Sometimes the need to change suppliers of linear systems arises when, for various reasons, the existing supplier cannot live up to your set requirements. But the question is, how do you know if a new supplier meets your needs and wishes? It's not easy, but there are a few things to keep in mind when evaluating your options.
What does the supplier's inventory of linear systems look like?
As a purchaser, you naturally want a satisfying price and value for your money. But equally critical is correct deliveries and that you receive them at the promised time. One way to get an idea of how well the supplier can live up to this is to find out how their warehousing works. How many standard products do they have in stock, and where are the warehouse and manufacturing physically located in relation to your business?

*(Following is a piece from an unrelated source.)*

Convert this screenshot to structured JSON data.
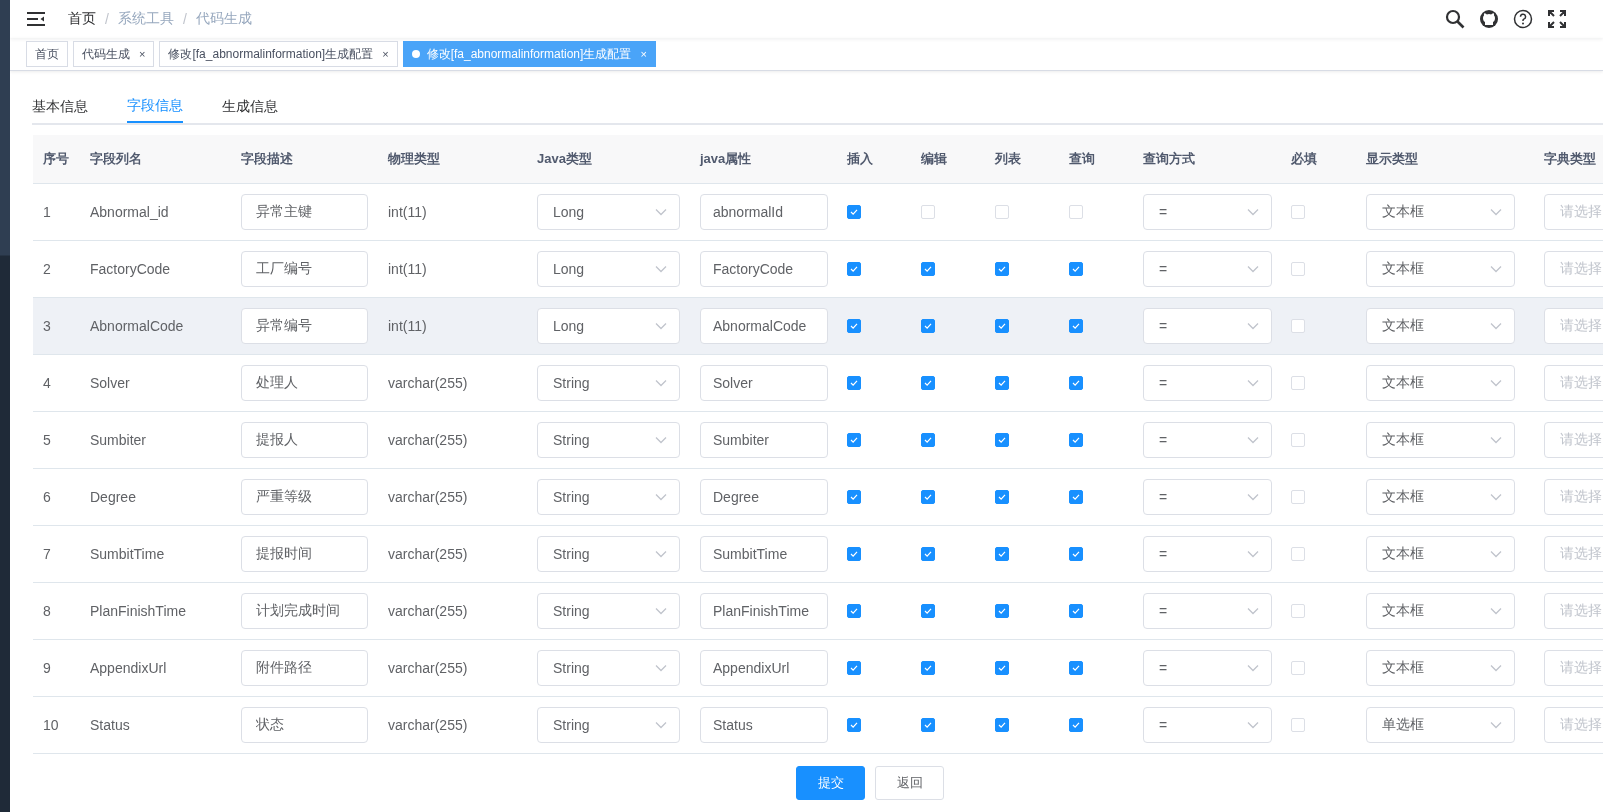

A supplier with a smaller warehouse locally and its main warehousing and manufacturing in Asia has an increased risk of suffering from transportation problems. It can, in turn, jeopardise delivery security.
How does the communication with the supplier work?
One way to assess the level of service and the supplier's ability is to see how they communicate. If you receive quick, credible answers to your questions and prompt feedback on a quote request, it indicates that they have good routines and are a customer-oriented organisation. If it takes time or you get answers that suggest they don't have the technical skills and experience internally, it can be a sign that it is a slow moving company, with long distances between the technicians and the customers.
It may also be a good idea to ask about how they work with customers daily. Will you get a dedicated contact person, and will they build an internal team that knows your specific needs?
Another indication of the service level is how knowledgeable and willing they are to help with conversions from another make and providing the requested product samples. When changing suppliers, there is often a need to find equivalent products from another manufacturer, and it is an invaluable help if the new supplier takes on that task.
What capacity and knowledge does the supplier have?
Often, a project starts with building a prototype. During the process, the included components are selected. It is usually in this stage that a new supplier can become relevant. At this point you notice how knowledgeable the supplier is and, perhaps more importantly, how willing they are to share their knowledge with you. It is highly valuable that the supplier develops solutions for you, but equally important that they are willing to design them together with your technicians.
It is a good idea to check the supplier's delivery capacity in advance. Because if it turns out after the tests that the prototype works, you naturally want to go ahead and scale up production with the same components. Then it is not enough that the supplier is good at developing and adapting – they must also have the capacity to deliver in large quantities while maintaining delivery reliability.